Tuesday 31 January 2012

Memory Hacking: Anyone can do it!

More than four years ago I wrote a small tutorial on memory hacking. Even someone new to programming and computers is able to create simple "memory based hacks". Depending on the program/game you are targeting you can use it to change your score in a game, increase your ammunition, teleport yourself to another coordinate, etc. This was the first thing that really got me interested in computer security and reverse engineering, so I'm reposting the tutorial on this blog.

If you ever wondered how aimbots or unlimited ammunition hacks are made, then this post is a good foundation to learning how they work. It will only be a small introduction that can be followed by anyone! The goal is to show it's indeed easy and to motivate you to try it yourself on a few programs ;) In this post we will attempt to freeze the timer of Minesweeper.


Internally a computer works only with numbers, so every single thing on your computer is represented by a number. The smallest type of number one can directly access is called a byte. It can store the numbers between (and including) -128 and 127. We can then group 2 bytes togheter and can represent every number between -32768 and 32767. With 4 bytes we get -2147483648 and 2147483647. We can continue this with 8 bytes and so on.

It is the programmer that gives meaning to these numbers. For example, we can say that numbers 0 to 25 stand for each letter in the alphabet. In a different situation we can say that 0 to 11 stands for each month in the year. A number can stand for the amunition a player has, the coordinates of a player, the ID of a weapon he is holding, and so on. We can see that the “meaning” of these numbers indeed depends on where and how they are used.

Every byte has a so called "address". This address is again a number, and we use this number to access the byte. For example, say we have 2 bytes and want to add them together. Assume the first byte is saved at address 2345 and the second one at address 5345. We can then tell the computer to add the bytes at address 2345 and 5345 together (and optionally save this result at another address). Addresses are commonly written in hexadecimal notation.

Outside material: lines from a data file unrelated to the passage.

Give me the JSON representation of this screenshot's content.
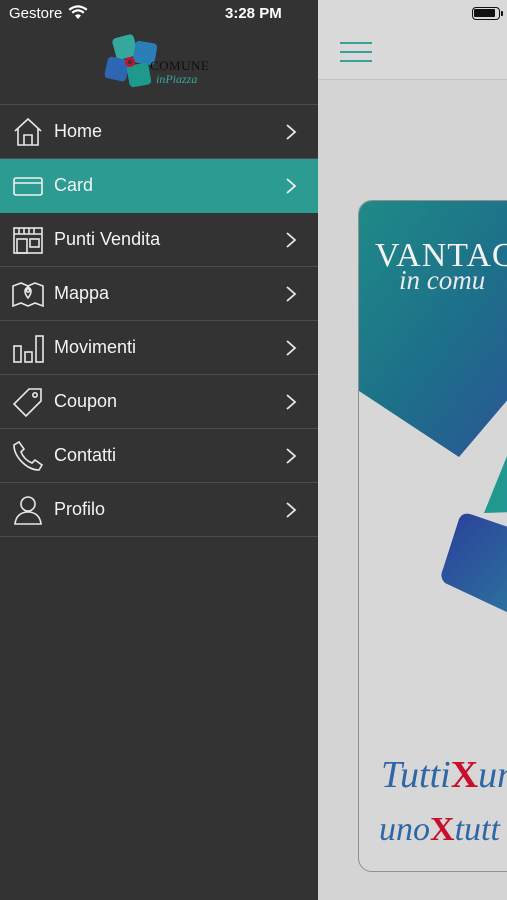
{
  "status_bar": {
    "carrier": "Gestore",
    "time": "3:28 PM"
  },
  "logo": {
    "line1": "COMUNE",
    "line2": "inPiazza"
  },
  "menu": {
    "items": [
      {
        "label": "Home",
        "icon": "home-icon",
        "active": false
      },
      {
        "label": "Card",
        "icon": "card-icon",
        "active": true
      },
      {
        "label": "Punti Vendita",
        "icon": "store-icon",
        "active": false
      },
      {
        "label": "Mappa",
        "icon": "map-icon",
        "active": false
      },
      {
        "label": "Movimenti",
        "icon": "bar-chart-icon",
        "active": false
      },
      {
        "label": "Coupon",
        "icon": "tag-icon",
        "active": false
      },
      {
        "label": "Contatti",
        "icon": "phone-icon",
        "active": false
      },
      {
        "label": "Profilo",
        "icon": "user-icon",
        "active": false
      }
    ]
  },
  "card": {
    "title": "VANTAG",
    "subtitle": "in comu",
    "slogan_line1_a": "Tutti",
    "slogan_line1_b": "un",
    "slogan_line2_a": "uno",
    "slogan_line2_b": "tutt",
    "slogan_x": "X"
  },
  "colors": {
    "accent": "#2c9b92",
    "drawer_bg": "#333333",
    "divider": "#4c4c4c",
    "slogan_blue": "#2e66a6",
    "slogan_x_red": "#c8102e"
  }
}
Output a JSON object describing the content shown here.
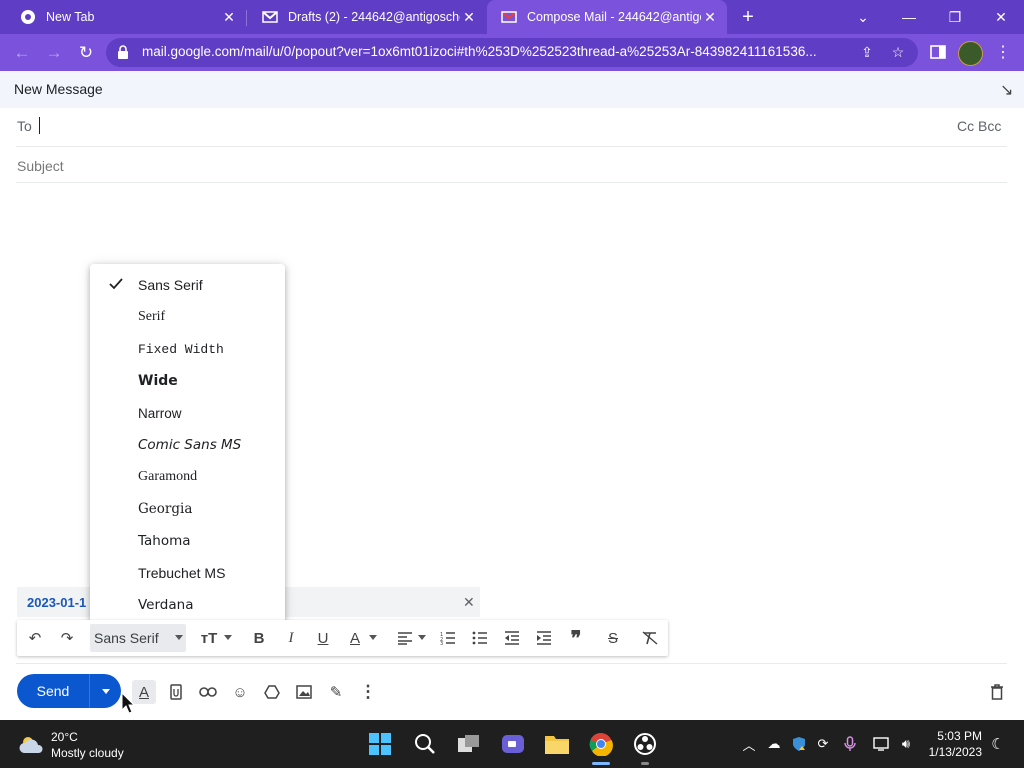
{
  "browser": {
    "tabs": [
      {
        "title": "New Tab",
        "active": false
      },
      {
        "title": "Drafts (2) - 244642@antigoschoo",
        "active": false
      },
      {
        "title": "Compose Mail - 244642@antigo",
        "active": true
      }
    ],
    "url": "mail.google.com/mail/u/0/popout?ver=1ox6mt01izoci#th%253D%252523thread-a%25253Ar-843982411161536..."
  },
  "compose": {
    "title": "New Message",
    "to_label": "To",
    "cc_bcc_label": "Cc Bcc",
    "subject_placeholder": "Subject",
    "attachment_name": "2023-01-1",
    "send_label": "Send"
  },
  "font_menu": {
    "selected": "Sans Serif",
    "items": [
      {
        "label": "Sans Serif",
        "checked": true
      },
      {
        "label": "Serif"
      },
      {
        "label": "Fixed Width"
      },
      {
        "label": "Wide"
      },
      {
        "label": "Narrow"
      },
      {
        "label": "Comic Sans MS"
      },
      {
        "label": "Garamond"
      },
      {
        "label": "Georgia"
      },
      {
        "label": "Tahoma"
      },
      {
        "label": "Trebuchet MS"
      },
      {
        "label": "Verdana"
      }
    ]
  },
  "formatting_bar": {
    "font_value": "Sans Serif"
  },
  "taskbar": {
    "weather_temp": "20°C",
    "weather_desc": "Mostly cloudy",
    "time": "5:03 PM",
    "date": "1/13/2023"
  },
  "colors": {
    "tabstrip": "#5f3dc4",
    "toolbar": "#7b52db",
    "send": "#0b57d0"
  }
}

For a more detailed explanation on how numbers are stored and represented on computers you can read “The Art of Assembly“.

Freezing the timer

It’s now our job to find where the number that represents the timer is saved. Once we know it’s location we can simply overwrite it with a new value and thus change the timer in Minesweeper. To find the address we will use the tool “Memory Hacking Software” (MHS).

The first thing we need to guess is how the timer is saved. Since the timer already is a number this is trivial (the number of the timer is saved directly without any conversion). We only need to determine the size of the number. Since a byte is not large enough to save the biggest possible value of the timer (999), we will guess the programmer of minesweeper used (at least) 2 bytes to save the timer.

  1. Start Minesweeper. Now launch MHS.
  2. Go to File -> Open Process, select Minesweeper and click on Open
  3. Then do Search -> Data-Type Search. Select Short as Data Type (Short is the same as 2 bytes) and Exact Value as evaluation type.
  4. Since we haven’t started the game in minesweeper yet, the timer is currently zero. In "Value to Find" type 0. Now click OK.
  5. It will say how many addresses (in the minesweeper process) had the value 0. There will probably be a lot of them! I had 1497378 results, and one of these (probably) is the timer.

Filtering the Results

We know that one of these address is the timer, however there are too many results and practically this list is still useless. What we need to do is shrink the list. And this will be done by doing a “sub search” on our previous results. In this case we can start playing minesweeper so the timer will start. We now know that the timer has increased, so we will search for an “increased value” in our current result list and thus shrink the list.
  1. Go to Search -> Sub Search so we can further “filter” our results of the previous search. We know the timer has increased so we select Increased as Search Type.
  2. I got 46 results. Still too much. I again do a sub search and again search for an increased number. Now I only get 3 results! Continue this until you only have a few results left. Once you have a small list, it should be easy to spot the timer by observing the Current Value field. This will always be equal to the timer in minesweeper. In my case the timer is saved at address 0100579C (this address can be different for you).
  3. Double click on the address in the “Found Addresses” list. It will be added to the “main address list”. Double click on the address in the main address list. We will now lock the value of the timer to zero. We do this by checking Locked and entering an Exact Value of zero.

And there you go, you froze the timer. Because of the way minesweeper was made it will actually display a time of 1 instead of 0, but nevertheless it’s frozen.


This was small and basic introduction to memory hacking. You can try this method on other programs (eg., on number of bullets left, current health, high score, etc). However you will notice that it doesn’t always work. You won’t be able to easily find the address or the address could change each time you play the game. To solve these problems more advanced techniques must be used.

An old article I read 6+ years ago on more advanced tricks was titled Dynamic Memory Allocation and Code Injection: DMA to static address. He still used SoftIce in those tutorial, but that program is now dead. Instead use OllyDbg, IDA Pro, or similar.